On June 13, 2008, eBay's PayPal only and cash on delivery policy was blocked by the Australian Competition and Consumer Commission (ACCC). This was a draft ruling. While the commission's final ruling was not yet released, it was widely known that the ACCC almost never reverses itself once it issues a draft ruling. The writing was on the wall and eBay was, in effect, told, "no, you guys can't get away with this -- your proposed policy creates a monopoly, hurts the public and stifles competition."
eBay's Australian managing director at the time, Simon Smith, attended a meeting of outraged eBay sellers. Users assailed Mr. Smith with accusations that eBay's decision was more to do with eBay making more money than having anything to do with "reducing fraud." The only fraud being perpetrated here was being done by eBay and PayPal. Interestingly, after hearing the sellers' concerns, Mr. Smith read from a prepared statement and then refused to answer any follow up questions. Mr. Smith did not at all address the concerns of the sellers that eBay was looking out for themselves and not looking out for sellers.

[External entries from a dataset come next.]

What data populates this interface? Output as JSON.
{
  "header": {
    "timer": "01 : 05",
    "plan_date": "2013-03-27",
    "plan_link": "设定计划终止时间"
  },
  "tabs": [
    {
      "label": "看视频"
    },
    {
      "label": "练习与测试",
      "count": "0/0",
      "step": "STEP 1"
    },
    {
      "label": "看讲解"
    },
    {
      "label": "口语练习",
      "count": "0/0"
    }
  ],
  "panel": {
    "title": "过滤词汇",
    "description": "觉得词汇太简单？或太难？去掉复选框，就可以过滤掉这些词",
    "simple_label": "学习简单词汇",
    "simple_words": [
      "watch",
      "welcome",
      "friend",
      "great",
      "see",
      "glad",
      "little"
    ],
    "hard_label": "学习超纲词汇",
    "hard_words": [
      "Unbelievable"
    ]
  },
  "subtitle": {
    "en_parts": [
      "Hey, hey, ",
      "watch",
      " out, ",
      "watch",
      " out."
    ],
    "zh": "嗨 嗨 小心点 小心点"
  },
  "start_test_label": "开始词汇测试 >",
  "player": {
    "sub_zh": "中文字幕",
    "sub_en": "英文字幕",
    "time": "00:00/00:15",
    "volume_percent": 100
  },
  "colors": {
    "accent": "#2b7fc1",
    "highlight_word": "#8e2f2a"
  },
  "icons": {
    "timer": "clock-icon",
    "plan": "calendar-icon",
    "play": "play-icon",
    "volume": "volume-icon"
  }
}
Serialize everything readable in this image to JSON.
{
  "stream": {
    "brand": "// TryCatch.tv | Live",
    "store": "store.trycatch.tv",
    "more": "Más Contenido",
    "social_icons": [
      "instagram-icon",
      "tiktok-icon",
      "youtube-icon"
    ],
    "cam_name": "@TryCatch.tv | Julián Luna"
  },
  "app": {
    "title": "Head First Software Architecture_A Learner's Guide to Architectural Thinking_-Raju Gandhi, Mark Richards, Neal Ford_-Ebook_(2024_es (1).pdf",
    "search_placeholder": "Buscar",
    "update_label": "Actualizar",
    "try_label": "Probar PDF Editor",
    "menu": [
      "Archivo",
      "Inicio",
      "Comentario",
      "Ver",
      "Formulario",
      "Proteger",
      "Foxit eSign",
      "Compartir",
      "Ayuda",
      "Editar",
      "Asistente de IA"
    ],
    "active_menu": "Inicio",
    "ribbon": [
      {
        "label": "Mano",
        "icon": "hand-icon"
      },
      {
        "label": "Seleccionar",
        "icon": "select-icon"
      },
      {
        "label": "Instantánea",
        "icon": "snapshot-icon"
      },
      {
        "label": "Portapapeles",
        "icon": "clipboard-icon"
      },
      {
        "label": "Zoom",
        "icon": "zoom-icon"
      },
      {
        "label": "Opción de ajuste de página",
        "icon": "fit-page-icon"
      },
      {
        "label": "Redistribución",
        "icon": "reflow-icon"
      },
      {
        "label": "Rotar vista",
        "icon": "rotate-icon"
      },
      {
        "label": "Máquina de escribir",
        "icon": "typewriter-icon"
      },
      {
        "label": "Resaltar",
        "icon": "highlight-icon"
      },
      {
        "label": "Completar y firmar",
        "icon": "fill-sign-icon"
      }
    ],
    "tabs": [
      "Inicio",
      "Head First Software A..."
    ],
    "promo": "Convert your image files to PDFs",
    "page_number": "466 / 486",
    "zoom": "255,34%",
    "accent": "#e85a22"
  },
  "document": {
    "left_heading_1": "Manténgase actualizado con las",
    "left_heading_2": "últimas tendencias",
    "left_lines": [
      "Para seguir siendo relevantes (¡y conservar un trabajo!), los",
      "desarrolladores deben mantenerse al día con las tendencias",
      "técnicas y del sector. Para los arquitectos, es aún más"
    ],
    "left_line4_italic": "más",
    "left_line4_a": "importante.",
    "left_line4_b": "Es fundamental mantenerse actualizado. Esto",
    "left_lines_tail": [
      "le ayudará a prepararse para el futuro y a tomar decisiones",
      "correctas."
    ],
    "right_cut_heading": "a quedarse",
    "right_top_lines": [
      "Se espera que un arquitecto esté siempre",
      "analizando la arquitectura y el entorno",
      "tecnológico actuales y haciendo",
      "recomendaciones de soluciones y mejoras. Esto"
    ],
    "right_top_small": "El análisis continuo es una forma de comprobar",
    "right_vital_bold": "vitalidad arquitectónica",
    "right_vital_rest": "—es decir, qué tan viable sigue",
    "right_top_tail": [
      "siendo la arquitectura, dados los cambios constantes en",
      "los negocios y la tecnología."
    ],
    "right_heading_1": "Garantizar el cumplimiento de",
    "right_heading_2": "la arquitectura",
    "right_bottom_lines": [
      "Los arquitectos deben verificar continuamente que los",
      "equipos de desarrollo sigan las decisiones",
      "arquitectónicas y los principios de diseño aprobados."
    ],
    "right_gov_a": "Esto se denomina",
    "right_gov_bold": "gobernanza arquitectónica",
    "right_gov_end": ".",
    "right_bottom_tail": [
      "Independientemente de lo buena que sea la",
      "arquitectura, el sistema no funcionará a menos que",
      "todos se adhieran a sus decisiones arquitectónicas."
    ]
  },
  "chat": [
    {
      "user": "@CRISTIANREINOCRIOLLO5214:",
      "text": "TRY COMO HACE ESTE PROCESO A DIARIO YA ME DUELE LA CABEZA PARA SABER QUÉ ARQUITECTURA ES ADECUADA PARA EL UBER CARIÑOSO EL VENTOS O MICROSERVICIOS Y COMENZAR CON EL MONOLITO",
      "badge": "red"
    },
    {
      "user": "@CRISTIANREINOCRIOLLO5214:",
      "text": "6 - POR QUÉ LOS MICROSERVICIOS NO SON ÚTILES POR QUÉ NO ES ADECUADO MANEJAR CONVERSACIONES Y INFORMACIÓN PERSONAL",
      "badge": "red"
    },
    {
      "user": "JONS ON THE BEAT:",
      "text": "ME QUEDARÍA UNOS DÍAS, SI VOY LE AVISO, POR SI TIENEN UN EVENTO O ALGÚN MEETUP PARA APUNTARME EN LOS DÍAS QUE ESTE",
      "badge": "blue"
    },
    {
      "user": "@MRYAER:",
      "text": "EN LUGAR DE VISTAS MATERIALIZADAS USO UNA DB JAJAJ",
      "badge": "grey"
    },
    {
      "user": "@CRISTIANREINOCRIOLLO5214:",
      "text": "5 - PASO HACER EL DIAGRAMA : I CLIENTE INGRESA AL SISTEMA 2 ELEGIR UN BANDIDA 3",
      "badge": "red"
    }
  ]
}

In July of 2008, a group of eight eBay sellers wrote letters to various federal and state ministers demanding that eBay be forced to drop its "PayPal only" policy. A copy of the letter was published and distributed via various media outlets. More people became aware of eBay's behavior. People reacted with outrage at finding out that not only had eBay proposed this self-serving policy, they had the gall to actually apply to the ACCC fro immunity from prosecution under the Australian Trade Practices Act.
eBay wanted to fleece their loyal customers of even more money (eBay taking fees on one end and PayPal taking more fees on the back end), create a monopoly and destroy competition and then arrogantly demand legal immunity for their actions under the very law that is supposed to protect the marketplace from companies that try to do exactly what eBay was attempting!
After releasing a statement on June 13, 2008, in response to the ACCC's draft ruling, saying, "eBay believes the consumer benefits of this initiative are worth fighting for on behalf of its buyers...," eBay reversed course on July 4, 2008 and announced it was abandoning its "only PayPal" policy. I guess that after eBay's ruse was exposed, the "consumer benefits" were not worth fighting for after all.
Take action and don't let yourself be a victim. You work hard for your money, so why let somebody take it away from you without a fight? The information presented above are additional tools that you can use to get justice.
We hope that we have found this section useful. Please understand that Screw-PayPal.com serves a primarily U.S. audience -- but we, at this website, have not forgotten other countries as well. We have worked hard to ensure that the information and tips found on this page are useful and relevant to you. But only you, as a resident of Australia, know your country the best.
Therefore, if you have any suggestions, tips or information that you'd like to submit for this section, please do not hesitate to contact us! Our goal is to provide the public at large with information that cannot be found anywhere else. We can only do that with your help!